The Mexican state of Tabasco is suffering the worst flooding in more than 50 years after a week of heavy rain.
Some 70% of the low-lying state, including the capital Villahermosa, is thought to be under water.
More than one million people are believed to be affected by the floods, with some 300,000 people thought to be trapped in their homes.
Residents rushed to get to safety as swollen rivers burst their banks and Villahermosa's streets filled with water.
The state's governor, Andres Granier, has urged anyone who owns a boat to help the rescue operation.
Emergency workers are also using helicopters to try to pluck people from rooftops.
Those who have fled have been carrying what they can. Here a couple ensure their two dogs and parrot are not left behind.
People have stacked sandbags in a desperate effort to stem the floodwaters.
Sandbags were also placed around several giant heads carved by the Olmecs, an ancient pre-Columbian people, at Tabasco's La Venta archaeological site.
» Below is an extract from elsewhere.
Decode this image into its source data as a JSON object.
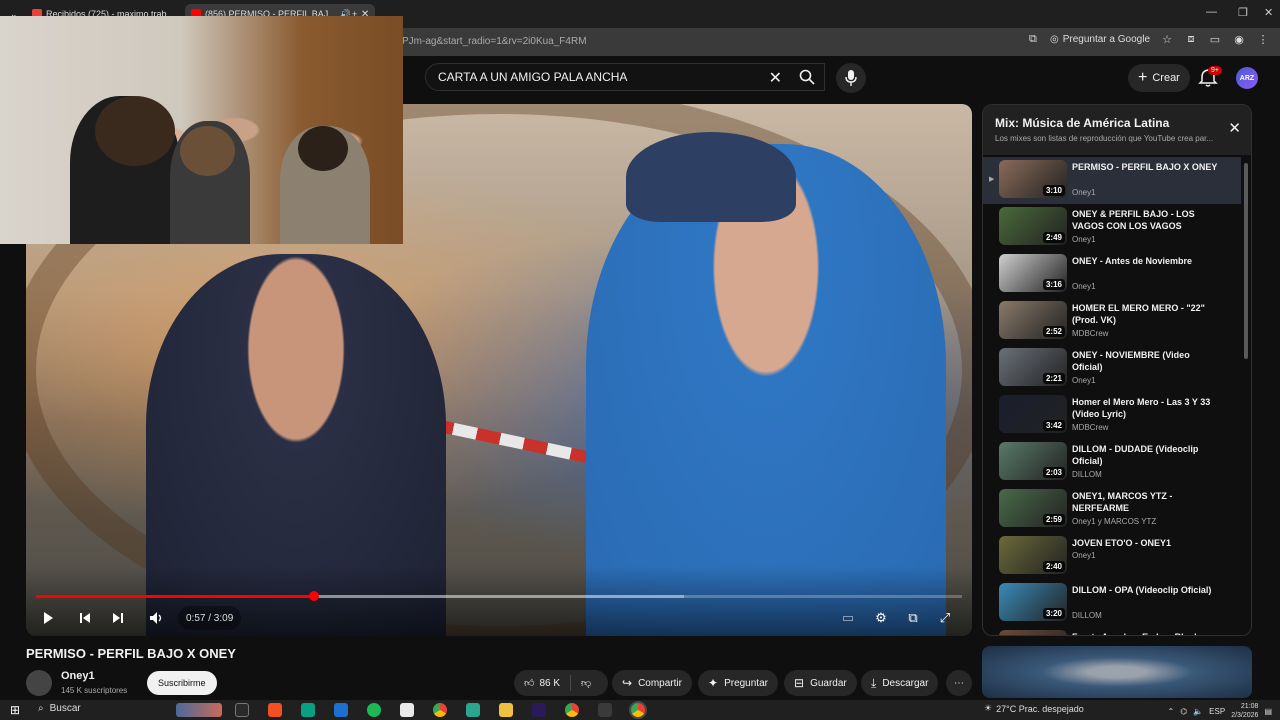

The federal government is sending more aid to Tabasco but, for some, the wait to be rescued continues.